◆ **What the task requires**
Check every line of the data below for the string "icon", and copy the ones that hold it.

Start of Data records

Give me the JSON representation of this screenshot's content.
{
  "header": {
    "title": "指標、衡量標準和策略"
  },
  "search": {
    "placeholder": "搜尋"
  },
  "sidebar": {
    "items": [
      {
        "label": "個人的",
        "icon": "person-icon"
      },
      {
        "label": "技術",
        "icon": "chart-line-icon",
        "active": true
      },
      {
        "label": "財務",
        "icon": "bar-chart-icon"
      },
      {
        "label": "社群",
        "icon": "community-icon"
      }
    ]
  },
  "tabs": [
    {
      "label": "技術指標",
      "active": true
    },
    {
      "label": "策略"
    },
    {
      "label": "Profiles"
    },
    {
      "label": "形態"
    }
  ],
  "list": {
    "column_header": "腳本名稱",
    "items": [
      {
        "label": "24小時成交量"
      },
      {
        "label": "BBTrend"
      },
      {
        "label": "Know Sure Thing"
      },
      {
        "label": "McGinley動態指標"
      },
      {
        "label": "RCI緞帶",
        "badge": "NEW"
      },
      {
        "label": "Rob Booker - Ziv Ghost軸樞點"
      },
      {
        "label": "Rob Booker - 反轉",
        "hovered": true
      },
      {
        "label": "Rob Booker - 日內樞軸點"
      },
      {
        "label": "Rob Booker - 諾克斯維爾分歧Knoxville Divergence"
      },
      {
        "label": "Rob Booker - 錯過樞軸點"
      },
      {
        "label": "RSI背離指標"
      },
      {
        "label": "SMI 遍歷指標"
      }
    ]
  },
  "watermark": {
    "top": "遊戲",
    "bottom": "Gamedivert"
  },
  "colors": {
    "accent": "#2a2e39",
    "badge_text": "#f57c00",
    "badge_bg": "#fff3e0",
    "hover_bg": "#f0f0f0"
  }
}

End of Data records

◆ **Reply**
        "icon": "person-icon"
        "icon": "chart-line-icon",
        "icon": "bar-chart-icon"
        "icon": "community-icon"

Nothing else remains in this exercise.